Here is an example of a life insurance policy sold by a bank to its customers, who trusted the bank to offer them a reliable investment product. The product is designed by a life insurance company. The bank earns a commission from selling the product.

1. The customer pays an annual premium of $12,000 for 5 years. At the end of 5 years, the surrender value of the policy is $38,000. The customer loses $22,000 if he (or she) withdraws the money.

2. If the customer dies within this period, the customer gets a death benefit that is about 5% higher than the total premiums paid. This means that the life insurance policy effectively provides no insurance protection as the 5% is the interest that is earned from the premium.

3. Why does the customer wants to give away $60,000 to get back only $38,000? Who knows? Only an unsuspecting customer will buy such an investment product. But, many policies of this kind are being sold by our bank branches every day!

4. The customer has to wait for another 10 years to get back a modest return. At the end of 15 years, the projected maturity benefit is $80,000 of which the guaranteed sum is $44,000 and the non-guaranteed sum is $36,000. This means that after paying $60,000 and waiting for 15 years, the customer may not even get back the total amount of saving. The customer can only hope that the life insurance company will pay the non-guaranteed amount. If the company states that the investment earnings has been low, the poor customer does not have any right to demand payment of the projected amount.

5. The benefit illustration shows the surrender value based on a projected investment return of 4.75%. The sales representative points out this figure to suggest that the return on the life insurance policy is 4.75%. That is not true. The actual return for the 15 years is 2.2%.

6. There is a figure called "effect of deduction". This is the difference between the "accumulated premium" and the maturity benefit at the end of 15 years. Here is an explanation. If the insurance company was able to earn an annual yield of 4.75% over the 15 years, the accumulated premium with interest would be $110,000. This is $50,000 more than the premium of $60,000. The insurance company takes away $30,000 and gives only $20,000 to the customer.

7. Why should a customer leave the money to be invested by the insurance company and take all of the investment risk and allow the insurance company to take away $30,000 and leave only $20,000 for the customer? Who knows?
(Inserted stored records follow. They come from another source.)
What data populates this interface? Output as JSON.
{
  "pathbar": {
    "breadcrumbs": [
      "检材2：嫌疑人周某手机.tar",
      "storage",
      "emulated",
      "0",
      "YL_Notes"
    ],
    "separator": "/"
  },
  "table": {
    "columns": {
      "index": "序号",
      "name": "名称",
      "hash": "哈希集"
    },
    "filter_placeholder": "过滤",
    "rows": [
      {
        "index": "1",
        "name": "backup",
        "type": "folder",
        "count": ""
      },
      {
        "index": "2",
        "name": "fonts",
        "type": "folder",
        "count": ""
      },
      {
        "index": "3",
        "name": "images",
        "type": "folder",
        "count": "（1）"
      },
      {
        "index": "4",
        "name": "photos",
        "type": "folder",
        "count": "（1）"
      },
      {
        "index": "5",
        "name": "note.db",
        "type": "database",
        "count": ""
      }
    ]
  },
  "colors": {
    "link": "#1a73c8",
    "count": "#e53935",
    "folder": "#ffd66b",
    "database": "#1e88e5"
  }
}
8. Why does the bank sell such an investment product to its customers and allow the insurance company to make the bulk of the profit? Well, the bank was interested to earn the commission by selling the policy. The distribution cost, which is the amount paid to the bank, is $5,000. The rest of the profit goes to the insurance company. It looks like the smartest party in the transaction is the insurance company. No wonder they make so much profit each year!